"The best in life that they can possibly have and make for themselves," Jack says. "I want her to be able to say to whomever it is that she is with, if she has a problem, that she can drop everything, move out and support herself and not have to depend on that individual to support her in any way."
"When you think about going back to him, do you think about just the good things?" Dr. Phil asks. Katie nods. "And then you've gone back to him and it goes into just hell again."
"I don't want to go back, because I don't think he is going to change," Katie says.
Dr. Phil notes that Chris was contacted by the show and asked to participate, but he refused. "He wanted no part of any effort to move forward," Dr. Phil says. "You say you don't think he's going to change, but yet you say you get weak when you talk to him."
"I'm fine as long as he doesn't call," she says.
Dr. Phil shares his opinion. "Nobody with any sense of self-worth, any sense of self-esteem, any sense of value, would allow themselves to be beaten and abused by somebody else," he tells Katie. "What we know here is that he's called you bitch, lazy, fat, ugly, says that you're a bad mother, that you can't clean. He's gotten in your face, nose to nose, and screamed at you for, like, two hours until you say you were crying so hard that you couldn't even breathe. We asked you how you would describe him and you said, 'He's abusive. He's crazy. He's psycho.'"
"He is," Katie agrees. "He's nuts."
"In a relationship, physical abuse, mental abuse, emotional abuse, [are] absolute drop-dead deal-breakers non-negotiable," Dr. Phil declares. "That's something that you have to set a standard and say, 'I'm not going to do that.'"
"Oh, yes," she says.
"Do you think he has any ability to defend himself?"
He asks Katie if there were a vicious dog next door, would she put her son on the grass near the dog.
"Absolutely not," Katie says. "It's dangerous."
"Isn't that exactly, precisely what you would be doing if you took that child back into that situation?" Dr. Phil asks. "Because, intentionally or otherwise, flying into a rage, smashing that fan, throwing you down, all of that, how do you know that in that blind rage he's not going to hurt your baby?"

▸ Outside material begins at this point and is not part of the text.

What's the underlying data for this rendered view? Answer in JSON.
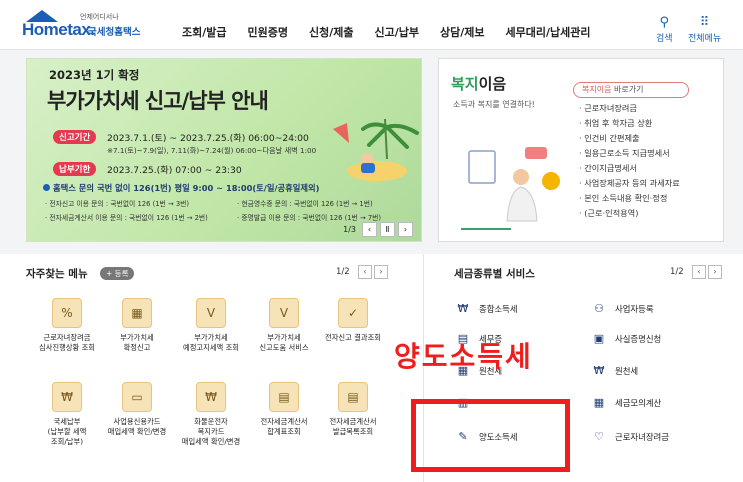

"If you don't do it for yourself, you have to do it for that child," Dr. Phil says sternly. "If you take that baby back into that relationship, I have no doubt Child Protective Services would remove the child from the home. So the question is, is your love and protection for this child stronger than your need for playing this cyclic game with him?" Dr. Phil asks. "It's time for you to step up to the plate for yourself and say, 'I'm playing this game now for me and my baby, and I need to do whatever I need to do,'" Dr. Phil tells her. "I think what's happening right now is I think you're confused. I think you're depressed. I think you're losing momentum in life. You're kind of sitting around watching TV. You need to get a job ... where you get active, and you get around other people, and you start recognizing, 'Hey, wait a minute. There's life after that. There are people who don't hurt you.'"
Dr. Phil introduces 16-year-old, Anya. She is a high school student who has been in two verbally and sexually abusive relationships, and now she shares her story with other teens. She hopes that by talking about her experiences, she might keep at least one girl out of the
"Like you said, it's self-esteem," Anya says. "You have low self-esteem, and you enter these relationships, and they make you feel worse about yourself. Once I started realizing I'm better than this, I have a sense of purpose, then that's when I started realizing I need to be with someone who will support me and want to help me accomplish whatever I need to in life."
Dr. Phil addresses Katie. "You see, there are others in this, and as we've said, one out of four teenagers say at some point they've been in a relationship that got out of hand and got abusive," he tells her.
Dr. Phil offers to arrange professional counseling for Katie to concentrate on specific things. "One is to focus on your self-esteem, and the other is to come up with a life plan, an action plan that gets you off the couch, away from the television and into the world, so you can recognize, there are a lot of good people out here in this world, and this guy doesn't even almost make it."
Katie agrees to participate.